In the international field, Brazil was elected in 1946 to a two-year seat on the United Nations Security Council and participated – as a signatory of the armistice with Germany – in the Paris Peace Conference; it gave its recognition to the Austrian government in May 1946. It hosted the Inter-American Defense Conference (August 1947) in Petropolis, and in this as well as in the subsequent Bogotá Conference (March-April 1948) he was eager to give effectiveness and concreteness to the “American system”. But even more, perhaps, he was concerned with intensifying commercial relations. Thus, he concluded an agreement with Belgium (May 1946) and one, after a series of economic and even political frictions, with Argentina, which cedes grain to Brazil in exchange for rubber, automotive tires and cotton fabrics. Relations with Argentina appeared to have improved even more, after the meeting between Presidents Dutra and Perón, at the international bridge over the Uruguay River on 12 May 1947; the Dutra met President Berreta of Uruguay the next day. In July, the president of Chile, Gonzáles Videla, visited Rio, and signed a trade treaty for the exchange of rice, sugar, coffee, cotton, rubber and manufactured goods against Chilean nitrates and copper. The negotiations with Great Britain for the settlement of Brazilian sterling credits and the increase in trade led to the agreements of April 1947 and May 31, 1948, which provided for the use of credits for the redemption of Brazilian foreign debt. British-owned public services and railways (already underway) and exchanged for £ 68.5 million. Brazil entered into agreements for air services and obtained a loan from the United States in 1946 for the purchase of railway equipment. Who, by withdrawing their troops in 1946, put an end to much criticism, so that relations between the two countries remained cordial.
The Communist Party had strengthened its organization and further increased the number of followers, winning a good number of seats and putting together – it was said – about 800,000 votes, in the state elections of January 1946. In them local political considerations prevailed but the results (on the whole, more favorable to the opposition than to the government) seemed to mark the beginning of a new orientation of the parties.

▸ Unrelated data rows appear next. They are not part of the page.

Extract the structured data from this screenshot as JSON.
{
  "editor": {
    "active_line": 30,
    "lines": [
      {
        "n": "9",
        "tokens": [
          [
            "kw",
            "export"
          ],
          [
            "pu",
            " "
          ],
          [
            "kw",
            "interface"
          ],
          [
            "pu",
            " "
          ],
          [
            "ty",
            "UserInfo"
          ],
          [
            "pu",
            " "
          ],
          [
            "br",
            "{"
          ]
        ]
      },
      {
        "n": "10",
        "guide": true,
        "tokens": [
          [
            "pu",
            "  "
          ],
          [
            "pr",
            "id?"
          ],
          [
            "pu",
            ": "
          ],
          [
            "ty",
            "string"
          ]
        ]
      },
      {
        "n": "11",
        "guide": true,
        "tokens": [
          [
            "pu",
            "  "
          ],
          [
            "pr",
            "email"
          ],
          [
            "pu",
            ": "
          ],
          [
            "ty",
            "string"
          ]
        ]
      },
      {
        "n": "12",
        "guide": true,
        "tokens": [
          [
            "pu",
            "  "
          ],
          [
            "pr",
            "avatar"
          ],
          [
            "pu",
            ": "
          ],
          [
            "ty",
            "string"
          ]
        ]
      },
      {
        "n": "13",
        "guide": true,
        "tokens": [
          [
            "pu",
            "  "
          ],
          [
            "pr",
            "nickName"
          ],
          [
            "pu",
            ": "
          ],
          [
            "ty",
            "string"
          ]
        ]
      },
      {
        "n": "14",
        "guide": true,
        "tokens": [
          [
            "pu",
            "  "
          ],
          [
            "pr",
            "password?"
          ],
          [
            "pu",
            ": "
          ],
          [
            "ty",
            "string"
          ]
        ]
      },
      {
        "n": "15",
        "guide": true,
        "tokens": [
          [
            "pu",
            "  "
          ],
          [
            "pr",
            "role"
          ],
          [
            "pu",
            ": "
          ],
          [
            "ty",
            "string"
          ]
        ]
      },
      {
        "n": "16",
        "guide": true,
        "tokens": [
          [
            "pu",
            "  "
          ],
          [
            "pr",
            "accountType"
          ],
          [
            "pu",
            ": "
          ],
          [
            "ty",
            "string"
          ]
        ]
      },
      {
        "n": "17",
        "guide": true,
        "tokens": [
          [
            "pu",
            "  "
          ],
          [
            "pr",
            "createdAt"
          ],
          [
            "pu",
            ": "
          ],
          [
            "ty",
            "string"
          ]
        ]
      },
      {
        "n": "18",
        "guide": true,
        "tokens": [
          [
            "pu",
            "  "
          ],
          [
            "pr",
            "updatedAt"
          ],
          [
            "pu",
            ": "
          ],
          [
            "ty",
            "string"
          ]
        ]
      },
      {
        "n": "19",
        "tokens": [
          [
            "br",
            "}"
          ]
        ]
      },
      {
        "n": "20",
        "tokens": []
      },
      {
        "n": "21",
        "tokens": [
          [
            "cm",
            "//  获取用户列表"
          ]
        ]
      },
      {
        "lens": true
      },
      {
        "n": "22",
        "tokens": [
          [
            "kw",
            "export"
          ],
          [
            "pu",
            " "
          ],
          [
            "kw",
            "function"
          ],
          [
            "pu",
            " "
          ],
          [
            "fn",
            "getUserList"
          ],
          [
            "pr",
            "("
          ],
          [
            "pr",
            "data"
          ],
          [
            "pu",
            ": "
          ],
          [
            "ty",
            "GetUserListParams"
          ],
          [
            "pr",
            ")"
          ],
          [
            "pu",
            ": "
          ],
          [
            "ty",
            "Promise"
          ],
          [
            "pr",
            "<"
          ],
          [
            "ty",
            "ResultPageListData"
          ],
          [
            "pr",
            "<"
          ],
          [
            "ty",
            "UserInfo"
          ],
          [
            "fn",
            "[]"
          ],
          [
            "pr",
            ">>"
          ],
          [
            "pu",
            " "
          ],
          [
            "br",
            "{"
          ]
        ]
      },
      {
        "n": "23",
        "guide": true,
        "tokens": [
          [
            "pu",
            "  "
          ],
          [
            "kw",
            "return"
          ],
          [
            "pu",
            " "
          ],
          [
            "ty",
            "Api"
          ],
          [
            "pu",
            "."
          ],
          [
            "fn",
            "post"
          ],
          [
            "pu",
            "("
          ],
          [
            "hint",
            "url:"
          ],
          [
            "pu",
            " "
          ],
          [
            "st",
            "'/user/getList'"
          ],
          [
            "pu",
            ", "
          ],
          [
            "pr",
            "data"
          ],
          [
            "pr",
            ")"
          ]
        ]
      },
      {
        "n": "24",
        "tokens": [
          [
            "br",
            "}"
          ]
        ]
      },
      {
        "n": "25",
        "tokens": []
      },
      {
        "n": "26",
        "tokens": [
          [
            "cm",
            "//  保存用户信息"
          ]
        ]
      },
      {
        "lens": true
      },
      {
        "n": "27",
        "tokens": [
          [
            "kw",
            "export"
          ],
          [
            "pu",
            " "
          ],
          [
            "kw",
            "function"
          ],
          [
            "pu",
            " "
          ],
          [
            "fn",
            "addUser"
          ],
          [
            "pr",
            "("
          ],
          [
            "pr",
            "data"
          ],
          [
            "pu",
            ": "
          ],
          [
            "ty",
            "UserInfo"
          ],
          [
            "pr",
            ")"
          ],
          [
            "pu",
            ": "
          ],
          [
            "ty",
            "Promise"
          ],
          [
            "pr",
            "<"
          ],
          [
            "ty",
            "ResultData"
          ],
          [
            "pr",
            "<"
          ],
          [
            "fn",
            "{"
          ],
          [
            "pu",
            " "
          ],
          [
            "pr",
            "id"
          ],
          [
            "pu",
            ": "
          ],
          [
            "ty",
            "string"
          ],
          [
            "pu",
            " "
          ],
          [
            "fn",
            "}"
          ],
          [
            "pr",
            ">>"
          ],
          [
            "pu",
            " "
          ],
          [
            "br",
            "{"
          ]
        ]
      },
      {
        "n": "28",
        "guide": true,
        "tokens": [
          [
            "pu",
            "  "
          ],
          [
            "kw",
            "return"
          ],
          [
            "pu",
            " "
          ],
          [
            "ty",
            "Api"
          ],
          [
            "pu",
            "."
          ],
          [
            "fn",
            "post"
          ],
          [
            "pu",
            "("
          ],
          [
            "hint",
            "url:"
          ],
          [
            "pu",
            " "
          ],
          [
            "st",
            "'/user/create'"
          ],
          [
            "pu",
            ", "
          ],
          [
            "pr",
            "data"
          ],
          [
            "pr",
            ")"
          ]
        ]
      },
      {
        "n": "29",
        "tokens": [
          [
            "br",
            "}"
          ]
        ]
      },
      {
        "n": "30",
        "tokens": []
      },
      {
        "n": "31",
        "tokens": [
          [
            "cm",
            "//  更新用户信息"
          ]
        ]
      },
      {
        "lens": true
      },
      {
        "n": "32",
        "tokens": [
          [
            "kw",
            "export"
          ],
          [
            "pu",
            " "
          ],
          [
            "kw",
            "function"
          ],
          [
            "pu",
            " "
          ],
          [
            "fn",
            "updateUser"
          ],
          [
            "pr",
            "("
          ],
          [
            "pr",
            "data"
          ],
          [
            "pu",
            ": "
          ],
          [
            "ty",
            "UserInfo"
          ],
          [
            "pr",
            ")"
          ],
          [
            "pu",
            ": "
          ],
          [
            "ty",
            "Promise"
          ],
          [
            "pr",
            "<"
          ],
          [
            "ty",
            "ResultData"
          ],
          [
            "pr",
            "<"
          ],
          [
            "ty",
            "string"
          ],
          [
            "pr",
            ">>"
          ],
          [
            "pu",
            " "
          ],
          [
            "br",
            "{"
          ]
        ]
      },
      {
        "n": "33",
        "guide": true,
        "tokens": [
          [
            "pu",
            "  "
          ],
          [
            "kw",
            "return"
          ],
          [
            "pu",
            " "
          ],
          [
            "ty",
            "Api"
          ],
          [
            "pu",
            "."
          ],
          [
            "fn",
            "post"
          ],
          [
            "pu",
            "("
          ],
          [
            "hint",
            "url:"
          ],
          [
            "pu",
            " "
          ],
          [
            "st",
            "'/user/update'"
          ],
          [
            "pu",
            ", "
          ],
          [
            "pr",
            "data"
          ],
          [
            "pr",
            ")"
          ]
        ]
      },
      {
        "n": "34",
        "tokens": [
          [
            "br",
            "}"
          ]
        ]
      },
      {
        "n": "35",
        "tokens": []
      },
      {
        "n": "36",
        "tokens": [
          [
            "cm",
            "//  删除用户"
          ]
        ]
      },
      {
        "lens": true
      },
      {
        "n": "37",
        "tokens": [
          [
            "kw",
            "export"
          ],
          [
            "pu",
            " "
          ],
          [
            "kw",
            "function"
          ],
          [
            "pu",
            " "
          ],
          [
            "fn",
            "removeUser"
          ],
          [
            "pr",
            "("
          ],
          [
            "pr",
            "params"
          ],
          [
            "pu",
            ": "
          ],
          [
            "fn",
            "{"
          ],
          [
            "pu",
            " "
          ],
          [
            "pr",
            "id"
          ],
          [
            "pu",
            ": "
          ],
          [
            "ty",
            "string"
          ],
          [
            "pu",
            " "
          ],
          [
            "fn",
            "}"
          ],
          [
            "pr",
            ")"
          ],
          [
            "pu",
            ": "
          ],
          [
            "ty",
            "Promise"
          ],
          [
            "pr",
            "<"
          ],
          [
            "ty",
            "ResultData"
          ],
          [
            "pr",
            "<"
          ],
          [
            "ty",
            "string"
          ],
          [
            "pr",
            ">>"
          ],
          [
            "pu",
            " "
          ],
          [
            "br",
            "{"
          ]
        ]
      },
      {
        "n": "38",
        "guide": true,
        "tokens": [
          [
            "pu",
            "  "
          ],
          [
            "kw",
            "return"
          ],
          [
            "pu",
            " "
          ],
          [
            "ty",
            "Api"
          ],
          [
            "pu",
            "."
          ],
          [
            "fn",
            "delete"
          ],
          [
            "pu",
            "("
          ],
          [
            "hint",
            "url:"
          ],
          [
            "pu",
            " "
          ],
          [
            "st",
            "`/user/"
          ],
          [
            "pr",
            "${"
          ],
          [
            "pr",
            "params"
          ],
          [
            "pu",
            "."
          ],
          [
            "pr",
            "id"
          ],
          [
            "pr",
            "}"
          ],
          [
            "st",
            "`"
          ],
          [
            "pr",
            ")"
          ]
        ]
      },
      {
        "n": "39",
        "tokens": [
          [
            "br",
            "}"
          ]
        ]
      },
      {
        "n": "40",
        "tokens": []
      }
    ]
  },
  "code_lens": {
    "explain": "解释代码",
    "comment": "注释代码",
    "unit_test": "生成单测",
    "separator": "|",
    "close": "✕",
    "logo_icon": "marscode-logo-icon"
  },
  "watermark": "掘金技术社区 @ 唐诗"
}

Groups that founded the Republican and “Democratic Left” parties have detached from the Democratic Union. But on 23 May a Communist rally led to a bloody conflict with the police. Hence the first repression measures and the split of the General Confederation of Workers. Attempts at an understanding between the Democratic Union and the government parties in the last months of 1946, they failed. Meanwhile, the integralist leader Plinio Salgado returned from exile. The struggle against communism has therefore intensified, parallel to what has happened in other South American countries. The main episodes are: the procedure, begun in the same month, to have the Communist Party declared unconstitutional and the parliamentary mandates lapsed, as the Congress did with a law promulgated in January 1948; the agreement of the same month between the Social Democratic, Republican and Democratic Union parties to support the government; the law on national security, presented to Congress in July, which replaces the one of 1938 (abolished by the new constitution) punishes the anti-democratic political crimes prohibited by the constitution; in the international field, the rupture of diplomatic relations with the Tass (October 21-22, 1947); and the fact that Brazil, with the United States and Peru, was associated with Chile in presenting the motion against communism at the Inter-American Conference in Bogotá (April 30, 1948). The five-year SALTE plan (saude, alimentação, transporte, energia), made known in June, provides for public works costs of 19,700 million cruzeiros.

Brazil Between 1938 and 1947 2